EXERCISE REQUIREMENTS:
Please return every line of the records that contains the word "this".

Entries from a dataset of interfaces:
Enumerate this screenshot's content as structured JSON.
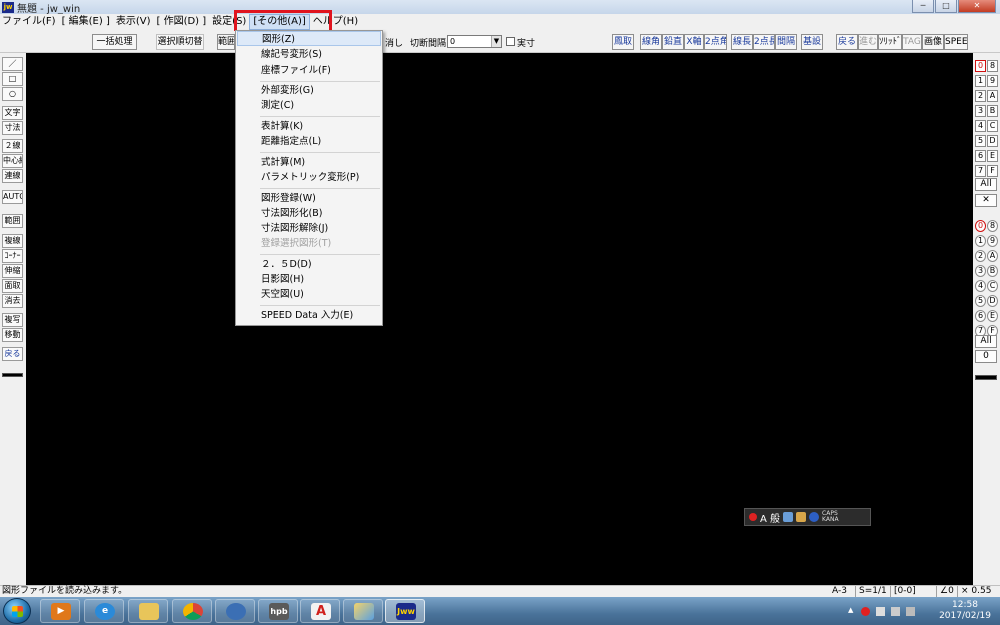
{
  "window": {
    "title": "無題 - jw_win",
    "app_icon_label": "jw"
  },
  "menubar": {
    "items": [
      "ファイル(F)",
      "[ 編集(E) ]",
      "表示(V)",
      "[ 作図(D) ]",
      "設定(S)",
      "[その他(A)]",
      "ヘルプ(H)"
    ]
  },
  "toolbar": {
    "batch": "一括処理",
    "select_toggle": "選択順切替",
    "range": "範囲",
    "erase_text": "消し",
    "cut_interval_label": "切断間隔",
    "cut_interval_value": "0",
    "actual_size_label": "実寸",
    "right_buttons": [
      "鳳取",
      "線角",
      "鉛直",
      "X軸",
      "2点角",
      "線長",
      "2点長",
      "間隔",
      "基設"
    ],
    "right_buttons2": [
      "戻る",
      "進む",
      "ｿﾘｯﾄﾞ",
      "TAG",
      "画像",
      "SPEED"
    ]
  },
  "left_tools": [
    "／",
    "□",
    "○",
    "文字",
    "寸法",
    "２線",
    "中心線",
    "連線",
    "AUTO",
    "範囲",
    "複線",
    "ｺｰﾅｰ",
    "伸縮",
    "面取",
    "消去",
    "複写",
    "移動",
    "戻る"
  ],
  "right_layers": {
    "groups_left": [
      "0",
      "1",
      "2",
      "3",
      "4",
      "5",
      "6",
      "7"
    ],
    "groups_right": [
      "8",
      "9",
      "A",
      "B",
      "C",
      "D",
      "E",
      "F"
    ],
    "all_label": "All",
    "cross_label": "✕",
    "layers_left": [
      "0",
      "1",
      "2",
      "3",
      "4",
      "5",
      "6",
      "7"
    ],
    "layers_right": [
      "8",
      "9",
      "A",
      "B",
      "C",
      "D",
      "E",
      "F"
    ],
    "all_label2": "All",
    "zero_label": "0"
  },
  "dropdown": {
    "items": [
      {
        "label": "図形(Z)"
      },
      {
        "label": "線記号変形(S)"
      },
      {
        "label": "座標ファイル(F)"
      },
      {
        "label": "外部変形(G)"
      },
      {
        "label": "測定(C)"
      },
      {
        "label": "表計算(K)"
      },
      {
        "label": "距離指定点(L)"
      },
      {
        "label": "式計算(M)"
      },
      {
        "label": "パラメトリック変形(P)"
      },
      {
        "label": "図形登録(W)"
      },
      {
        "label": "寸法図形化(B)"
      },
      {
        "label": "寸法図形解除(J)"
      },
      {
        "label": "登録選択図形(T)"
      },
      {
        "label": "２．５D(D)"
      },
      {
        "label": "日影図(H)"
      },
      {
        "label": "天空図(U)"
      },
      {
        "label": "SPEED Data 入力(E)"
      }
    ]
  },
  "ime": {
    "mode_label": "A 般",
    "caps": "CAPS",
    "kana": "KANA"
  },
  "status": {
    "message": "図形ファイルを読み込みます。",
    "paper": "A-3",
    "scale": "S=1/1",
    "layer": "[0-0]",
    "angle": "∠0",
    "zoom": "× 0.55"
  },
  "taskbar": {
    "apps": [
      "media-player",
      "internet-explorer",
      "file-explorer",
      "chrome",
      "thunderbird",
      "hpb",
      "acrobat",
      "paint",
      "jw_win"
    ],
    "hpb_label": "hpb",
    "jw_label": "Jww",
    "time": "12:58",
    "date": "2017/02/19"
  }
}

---

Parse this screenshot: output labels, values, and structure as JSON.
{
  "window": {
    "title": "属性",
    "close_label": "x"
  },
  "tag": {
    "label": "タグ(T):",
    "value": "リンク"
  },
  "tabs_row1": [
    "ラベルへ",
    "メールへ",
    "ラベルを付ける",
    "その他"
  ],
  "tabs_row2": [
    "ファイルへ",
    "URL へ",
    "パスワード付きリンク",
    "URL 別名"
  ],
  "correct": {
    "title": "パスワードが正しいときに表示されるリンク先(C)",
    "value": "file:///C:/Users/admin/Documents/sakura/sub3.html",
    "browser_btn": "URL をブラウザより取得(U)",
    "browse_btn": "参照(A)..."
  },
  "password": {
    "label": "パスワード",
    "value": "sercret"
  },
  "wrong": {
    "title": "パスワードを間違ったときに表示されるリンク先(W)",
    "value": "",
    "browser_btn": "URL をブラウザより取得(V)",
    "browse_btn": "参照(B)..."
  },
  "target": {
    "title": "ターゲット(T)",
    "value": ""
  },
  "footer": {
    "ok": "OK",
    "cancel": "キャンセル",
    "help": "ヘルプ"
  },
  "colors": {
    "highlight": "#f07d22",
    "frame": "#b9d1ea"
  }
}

ANSWER TO THE PROBLEM:
Enumerate this screenshot's content as structured JSON.
Parse this screenshot: output labels, values, and structure as JSON.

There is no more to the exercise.